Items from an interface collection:
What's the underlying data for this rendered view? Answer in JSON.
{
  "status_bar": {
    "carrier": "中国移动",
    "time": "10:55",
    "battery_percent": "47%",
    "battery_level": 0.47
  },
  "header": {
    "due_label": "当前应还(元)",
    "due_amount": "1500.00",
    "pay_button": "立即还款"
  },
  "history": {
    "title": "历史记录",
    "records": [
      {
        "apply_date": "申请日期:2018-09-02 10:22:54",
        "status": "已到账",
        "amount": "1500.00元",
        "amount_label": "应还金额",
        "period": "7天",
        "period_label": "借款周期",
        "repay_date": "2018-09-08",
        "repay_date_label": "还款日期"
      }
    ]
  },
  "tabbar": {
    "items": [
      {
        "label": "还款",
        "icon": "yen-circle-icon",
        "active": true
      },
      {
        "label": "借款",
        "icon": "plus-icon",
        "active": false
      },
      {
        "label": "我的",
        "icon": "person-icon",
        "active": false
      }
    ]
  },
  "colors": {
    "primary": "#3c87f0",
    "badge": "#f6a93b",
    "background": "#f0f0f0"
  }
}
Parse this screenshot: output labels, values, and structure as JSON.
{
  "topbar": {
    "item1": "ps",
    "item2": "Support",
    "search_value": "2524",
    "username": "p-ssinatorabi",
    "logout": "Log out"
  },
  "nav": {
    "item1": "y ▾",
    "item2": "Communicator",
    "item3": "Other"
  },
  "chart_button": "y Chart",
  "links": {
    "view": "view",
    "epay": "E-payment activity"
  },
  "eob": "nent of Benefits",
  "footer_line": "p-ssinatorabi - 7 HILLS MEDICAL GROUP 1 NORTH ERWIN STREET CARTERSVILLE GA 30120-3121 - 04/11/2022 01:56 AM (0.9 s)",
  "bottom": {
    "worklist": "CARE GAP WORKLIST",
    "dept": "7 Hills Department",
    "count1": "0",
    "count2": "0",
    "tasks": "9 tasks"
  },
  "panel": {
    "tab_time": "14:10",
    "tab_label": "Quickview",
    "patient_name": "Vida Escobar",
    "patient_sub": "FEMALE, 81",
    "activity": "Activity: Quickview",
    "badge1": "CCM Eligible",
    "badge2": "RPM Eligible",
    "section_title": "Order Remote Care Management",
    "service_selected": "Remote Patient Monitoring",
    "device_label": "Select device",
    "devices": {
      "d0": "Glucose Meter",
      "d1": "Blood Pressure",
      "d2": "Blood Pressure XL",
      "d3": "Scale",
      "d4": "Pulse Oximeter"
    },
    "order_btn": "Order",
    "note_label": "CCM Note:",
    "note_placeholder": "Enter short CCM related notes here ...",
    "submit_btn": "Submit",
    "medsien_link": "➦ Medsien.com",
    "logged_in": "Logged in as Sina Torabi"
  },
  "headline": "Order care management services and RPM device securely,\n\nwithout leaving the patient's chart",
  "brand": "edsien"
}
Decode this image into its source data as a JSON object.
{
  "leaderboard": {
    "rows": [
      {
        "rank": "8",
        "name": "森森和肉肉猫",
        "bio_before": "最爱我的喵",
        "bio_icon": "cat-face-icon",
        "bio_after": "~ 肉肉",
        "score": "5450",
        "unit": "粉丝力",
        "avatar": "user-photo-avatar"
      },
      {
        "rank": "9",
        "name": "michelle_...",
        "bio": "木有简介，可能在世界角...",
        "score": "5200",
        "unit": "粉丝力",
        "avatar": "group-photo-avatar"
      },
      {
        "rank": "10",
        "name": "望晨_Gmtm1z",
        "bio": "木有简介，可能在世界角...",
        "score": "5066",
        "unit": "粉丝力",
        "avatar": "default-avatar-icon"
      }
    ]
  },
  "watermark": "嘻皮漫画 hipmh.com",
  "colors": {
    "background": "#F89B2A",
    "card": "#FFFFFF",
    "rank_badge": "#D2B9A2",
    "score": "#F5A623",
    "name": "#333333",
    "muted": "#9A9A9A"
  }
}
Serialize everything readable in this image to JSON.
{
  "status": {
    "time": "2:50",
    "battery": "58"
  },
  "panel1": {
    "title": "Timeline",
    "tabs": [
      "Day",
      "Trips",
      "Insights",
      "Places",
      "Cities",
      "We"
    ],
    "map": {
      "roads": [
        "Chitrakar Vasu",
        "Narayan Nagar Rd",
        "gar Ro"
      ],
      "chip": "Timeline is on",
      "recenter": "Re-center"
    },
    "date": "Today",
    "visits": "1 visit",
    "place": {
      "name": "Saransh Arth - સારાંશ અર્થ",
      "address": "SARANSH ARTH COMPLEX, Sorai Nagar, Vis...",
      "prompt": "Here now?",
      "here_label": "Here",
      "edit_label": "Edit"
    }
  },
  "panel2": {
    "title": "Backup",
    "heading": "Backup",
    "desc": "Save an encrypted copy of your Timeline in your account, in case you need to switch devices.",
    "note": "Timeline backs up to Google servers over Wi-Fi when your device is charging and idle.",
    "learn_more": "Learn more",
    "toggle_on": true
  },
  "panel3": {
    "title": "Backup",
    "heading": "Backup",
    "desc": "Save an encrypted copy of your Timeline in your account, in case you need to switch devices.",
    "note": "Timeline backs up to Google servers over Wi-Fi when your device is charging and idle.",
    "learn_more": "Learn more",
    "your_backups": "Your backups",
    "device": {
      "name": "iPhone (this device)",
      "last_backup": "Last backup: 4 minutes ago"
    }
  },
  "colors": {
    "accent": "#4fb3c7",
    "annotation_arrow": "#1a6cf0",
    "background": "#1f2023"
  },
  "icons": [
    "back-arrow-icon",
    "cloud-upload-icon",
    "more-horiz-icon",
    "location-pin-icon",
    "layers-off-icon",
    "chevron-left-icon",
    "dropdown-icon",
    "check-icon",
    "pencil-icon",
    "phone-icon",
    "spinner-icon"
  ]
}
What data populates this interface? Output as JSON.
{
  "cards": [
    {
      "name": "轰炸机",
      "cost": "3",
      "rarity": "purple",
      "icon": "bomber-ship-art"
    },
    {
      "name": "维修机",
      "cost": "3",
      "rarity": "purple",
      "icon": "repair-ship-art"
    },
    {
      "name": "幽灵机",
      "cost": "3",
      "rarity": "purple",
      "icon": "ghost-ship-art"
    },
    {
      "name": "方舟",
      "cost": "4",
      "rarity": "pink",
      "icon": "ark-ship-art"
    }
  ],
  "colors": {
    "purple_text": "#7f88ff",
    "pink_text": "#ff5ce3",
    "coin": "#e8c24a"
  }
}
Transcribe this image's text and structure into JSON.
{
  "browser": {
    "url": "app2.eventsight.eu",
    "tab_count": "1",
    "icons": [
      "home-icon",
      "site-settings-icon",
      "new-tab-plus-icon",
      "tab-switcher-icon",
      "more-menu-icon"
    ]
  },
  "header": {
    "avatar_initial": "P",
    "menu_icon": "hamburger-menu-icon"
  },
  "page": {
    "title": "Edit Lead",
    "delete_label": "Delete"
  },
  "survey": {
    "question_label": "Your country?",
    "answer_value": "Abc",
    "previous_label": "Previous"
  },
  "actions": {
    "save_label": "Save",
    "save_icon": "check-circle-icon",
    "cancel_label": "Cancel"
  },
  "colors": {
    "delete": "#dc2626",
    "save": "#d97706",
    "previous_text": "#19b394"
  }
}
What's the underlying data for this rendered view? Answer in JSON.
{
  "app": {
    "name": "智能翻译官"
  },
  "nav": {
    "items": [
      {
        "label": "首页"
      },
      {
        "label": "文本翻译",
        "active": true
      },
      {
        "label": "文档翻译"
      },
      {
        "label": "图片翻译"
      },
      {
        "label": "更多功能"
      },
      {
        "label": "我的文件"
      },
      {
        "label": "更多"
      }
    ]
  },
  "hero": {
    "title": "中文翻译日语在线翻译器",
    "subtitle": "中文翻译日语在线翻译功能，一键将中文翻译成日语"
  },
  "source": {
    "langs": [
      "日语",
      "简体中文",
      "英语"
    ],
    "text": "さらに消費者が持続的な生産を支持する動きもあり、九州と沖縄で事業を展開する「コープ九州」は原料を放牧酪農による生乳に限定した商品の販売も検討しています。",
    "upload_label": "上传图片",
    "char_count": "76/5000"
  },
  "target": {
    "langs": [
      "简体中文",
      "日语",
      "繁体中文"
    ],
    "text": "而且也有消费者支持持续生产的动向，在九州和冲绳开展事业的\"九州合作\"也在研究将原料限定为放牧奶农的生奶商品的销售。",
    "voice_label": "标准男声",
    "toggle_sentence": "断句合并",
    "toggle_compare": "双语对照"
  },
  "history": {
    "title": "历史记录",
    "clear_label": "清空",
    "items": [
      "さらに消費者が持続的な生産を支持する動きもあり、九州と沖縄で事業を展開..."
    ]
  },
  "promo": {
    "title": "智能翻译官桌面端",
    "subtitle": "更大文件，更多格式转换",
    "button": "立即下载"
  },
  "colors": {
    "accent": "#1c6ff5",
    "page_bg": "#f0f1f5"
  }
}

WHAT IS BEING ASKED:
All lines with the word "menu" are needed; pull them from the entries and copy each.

OUTPUT:
      "more-menu-icon"
    "menu_icon": "hamburger-menu-icon"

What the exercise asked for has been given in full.